**TASK TO COMPLETE**
Your reply should be an exact copy of every entry, with the pictures removed.

-- SOURCE MATERIAL follows --

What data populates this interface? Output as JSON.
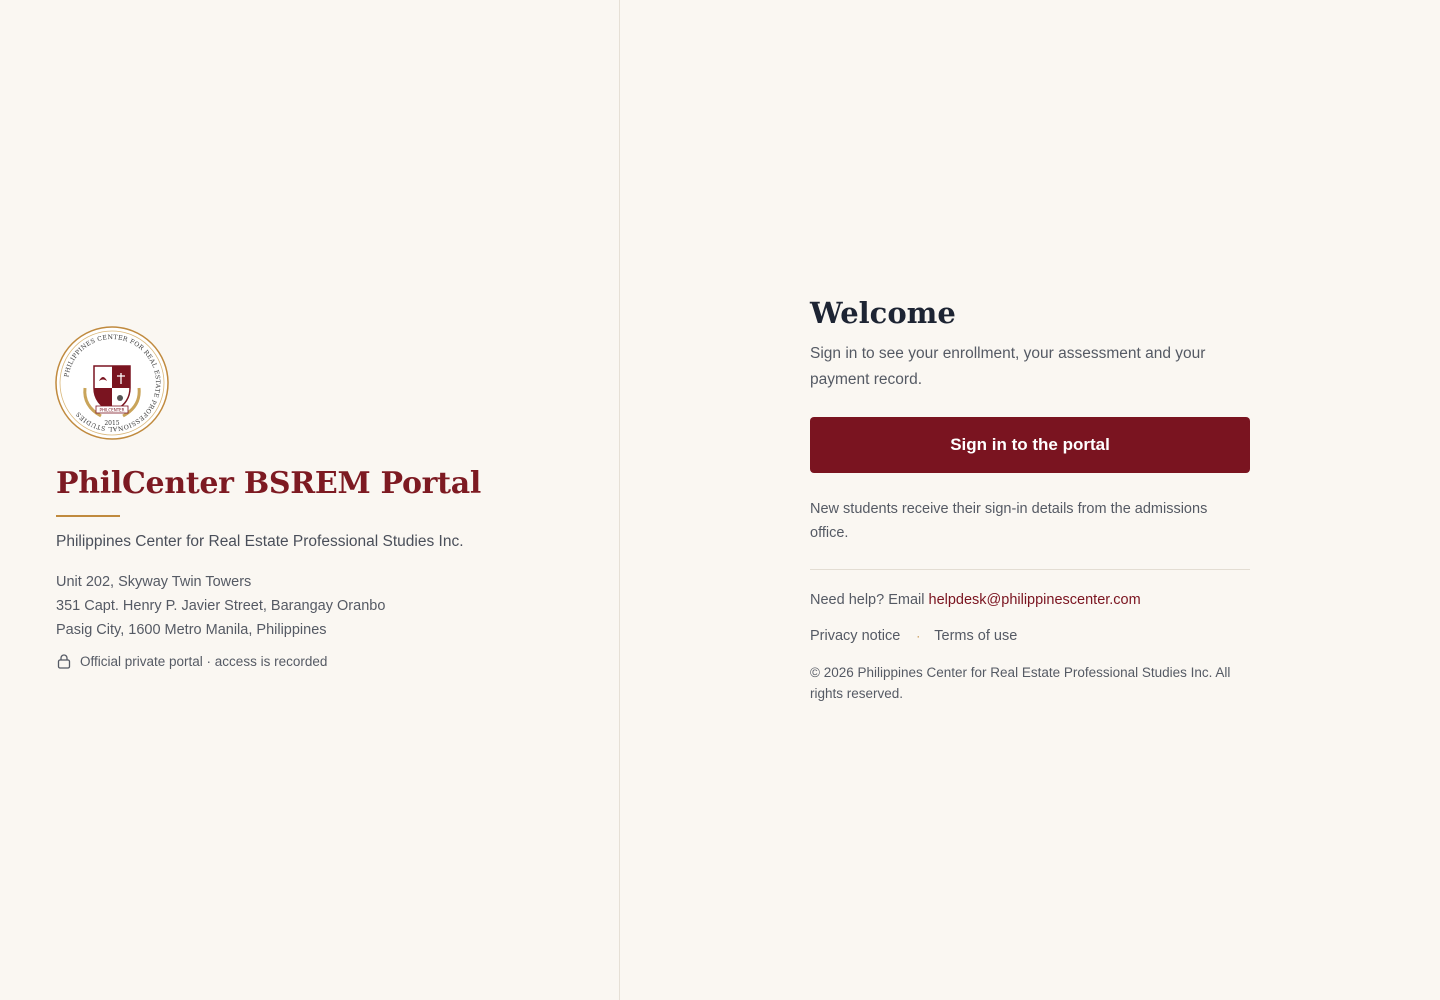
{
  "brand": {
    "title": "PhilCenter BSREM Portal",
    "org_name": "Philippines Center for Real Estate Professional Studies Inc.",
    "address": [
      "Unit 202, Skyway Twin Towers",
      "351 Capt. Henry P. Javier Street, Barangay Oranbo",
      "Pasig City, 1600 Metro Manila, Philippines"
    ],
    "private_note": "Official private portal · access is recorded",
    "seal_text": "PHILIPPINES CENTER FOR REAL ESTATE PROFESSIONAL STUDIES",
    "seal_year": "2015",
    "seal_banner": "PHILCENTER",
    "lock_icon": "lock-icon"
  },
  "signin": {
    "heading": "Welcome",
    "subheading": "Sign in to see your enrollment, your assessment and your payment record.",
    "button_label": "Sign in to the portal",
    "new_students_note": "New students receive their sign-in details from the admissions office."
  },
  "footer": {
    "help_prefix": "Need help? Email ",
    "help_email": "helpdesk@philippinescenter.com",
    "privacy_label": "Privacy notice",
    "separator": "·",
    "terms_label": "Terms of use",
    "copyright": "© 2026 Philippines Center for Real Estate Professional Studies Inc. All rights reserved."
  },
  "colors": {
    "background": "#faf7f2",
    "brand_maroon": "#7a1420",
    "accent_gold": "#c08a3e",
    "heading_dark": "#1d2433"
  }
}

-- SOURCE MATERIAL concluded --

**WRITTEN SOLUTION**
What data populates this interface? Output as JSON.
{
  "brand": {
    "title": "PhilCenter BSREM Portal",
    "org_name": "Philippines Center for Real Estate Professional Studies Inc.",
    "address": [
      "Unit 202, Skyway Twin Towers",
      "351 Capt. Henry P. Javier Street, Barangay Oranbo",
      "Pasig City, 1600 Metro Manila, Philippines"
    ],
    "private_note": "Official private portal · access is recorded",
    "seal_text": "PHILIPPINES CENTER FOR REAL ESTATE PROFESSIONAL STUDIES",
    "seal_year": "2015",
    "seal_banner": "PHILCENTER",
    "lock_icon": "lock-icon"
  },
  "signin": {
    "heading": "Welcome",
    "subheading": "Sign in to see your enrollment, your assessment and your payment record.",
    "button_label": "Sign in to the portal",
    "new_students_note": "New students receive their sign-in details from the admissions office."
  },
  "footer": {
    "help_prefix": "Need help? Email ",
    "help_email": "helpdesk@philippinescenter.com",
    "privacy_label": "Privacy notice",
    "separator": "·",
    "terms_label": "Terms of use",
    "copyright": "© 2026 Philippines Center for Real Estate Professional Studies Inc. All rights reserved."
  },
  "colors": {
    "background": "#faf7f2",
    "brand_maroon": "#7a1420",
    "accent_gold": "#c08a3e",
    "heading_dark": "#1d2433"
  }
}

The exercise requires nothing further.